of my surroundings filled
me with a sense of dread, and I slipped one of my small-gloved hands under my father’s strong, yet gentle fingers. With a tender smile, my father cradled my hand against his bony knee, squeezing it gently. I drew comfort from this small gesture of love as I gazed out at the brutal, majestic beauty of the Carpathian Mountains beyond the dirty carriage window. Tilting my chin, I stared toward the high summits looming above the pass. The dark red curls framing my face danced in a breeze that was a soothing balm to my flushed skin. Allow me pause to describe myself; I am a strange looking creature with the light olive complexion of my Italian mother and the red hair of my British father. My features have been described as classical: large aquamarine eyes, Roman nose, and a perfect little rosebud mouth. “What do you think, my dearest?” Father asked me. I smiled ruefully. “It’s bloody awful.” “What an improper response for a young lady,” Mother chided. My mother sat across from my father, as dignified as one could be in a lurching carriage. With hair the color of bronze, eyes as blue as the Mediterranean, and her fine features still containing the illusion of youth, beautiful was the only word to describe my mother. Her one flaw was her sharp tongue, which was quicker and deadlier than any sword, or so my father liked to declare. “What should I say then? My mother sighed and flung out a hand in exasperation. “She is your daughter, Edric. Please speak to her. I have not the
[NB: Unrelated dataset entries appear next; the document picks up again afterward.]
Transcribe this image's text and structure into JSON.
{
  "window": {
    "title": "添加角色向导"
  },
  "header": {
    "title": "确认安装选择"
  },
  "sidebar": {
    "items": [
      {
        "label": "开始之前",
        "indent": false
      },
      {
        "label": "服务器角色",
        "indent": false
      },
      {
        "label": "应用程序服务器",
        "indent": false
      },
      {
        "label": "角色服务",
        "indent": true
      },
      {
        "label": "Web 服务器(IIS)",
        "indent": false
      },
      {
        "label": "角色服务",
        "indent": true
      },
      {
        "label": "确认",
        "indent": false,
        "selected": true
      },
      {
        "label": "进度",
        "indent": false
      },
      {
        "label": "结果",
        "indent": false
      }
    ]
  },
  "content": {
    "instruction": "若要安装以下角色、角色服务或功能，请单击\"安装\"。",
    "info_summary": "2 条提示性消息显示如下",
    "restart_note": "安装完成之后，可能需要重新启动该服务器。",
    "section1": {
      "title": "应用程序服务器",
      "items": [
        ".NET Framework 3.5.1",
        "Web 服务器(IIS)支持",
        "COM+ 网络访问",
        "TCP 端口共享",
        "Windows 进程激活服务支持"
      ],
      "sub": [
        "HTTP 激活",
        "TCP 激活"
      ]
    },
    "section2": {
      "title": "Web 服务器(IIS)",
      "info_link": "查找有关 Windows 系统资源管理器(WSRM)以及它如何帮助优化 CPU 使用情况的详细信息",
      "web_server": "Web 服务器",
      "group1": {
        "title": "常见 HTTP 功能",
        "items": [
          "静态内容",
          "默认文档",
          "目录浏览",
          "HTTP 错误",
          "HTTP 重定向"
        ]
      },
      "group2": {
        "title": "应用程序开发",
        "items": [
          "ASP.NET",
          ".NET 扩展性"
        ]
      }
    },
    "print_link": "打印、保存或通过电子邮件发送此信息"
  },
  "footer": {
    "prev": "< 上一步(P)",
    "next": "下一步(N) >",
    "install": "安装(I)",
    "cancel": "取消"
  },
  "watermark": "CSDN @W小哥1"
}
2 strength left after this abominable ride.” She gave me one sharp piercing look, then turned to comfort my sister. May sat wan and sickly, her dark blue eyes gazing fearfully from beneath her bonnet at the view beyond the carriage. I adored my younger sister, but she was always timid and fearful. I was forced to bully her into any adventure we undertook. She had not taken well to traveling and always seemed sick during our transits, whether by water or by land. “I believe we are going to fall down this mountain, Mama.” “Don’t say such a thing, cara mia. We shall reach the village soon, and all will be well.” “She never calls me cara mia,” I whispered to my father. “There, there,” Father said in a rather bored voice, patting my hand. The journey had been long and tiresome. We were all so very weary and cantankerous. “Well, if we do fall off the mountain, I’m sure it will be quite a relief from all this traveling. One last bit of excitement in our boring lives,” I decided. “Glynis, really,” Mother scolded. Ignoring her, I opened the carriage window and leaned out to peer down the steep drop that lay a mere two feet from the spinning wheels of the carriage. “Mama, make her stop!” May cried out, burying her face in Mother’s shoulder. “Really, Glynis! Have you no sense at all? Why do you wish to upset your sister so?” I bristled under my mother’s scolding as Father intoned, “There, there,” patting her hand to soothe her. Instead of coddling May, as Mother was wont to do, I decided to irk them both even more. I was incredibly tired of the two of them being so decidedly female about the entire journey. So, I leaned even further out the window and flashed my mother a defiant smile. “Glynis, pull your head back in here! I cannot believe your daughter, Edric!” I realized that my mother’s Italian temper was about to get the best of her. As I did not wish her to scold Father for my disobedience, I sat back in my seat with a petulant sigh. Fluffing up my skirts, I perched primly and proceeded to glare at her. “Do not look at me like that, young lady! If you had behaved yourself in Venezia, Roma, Firenze, and even in Paris, we would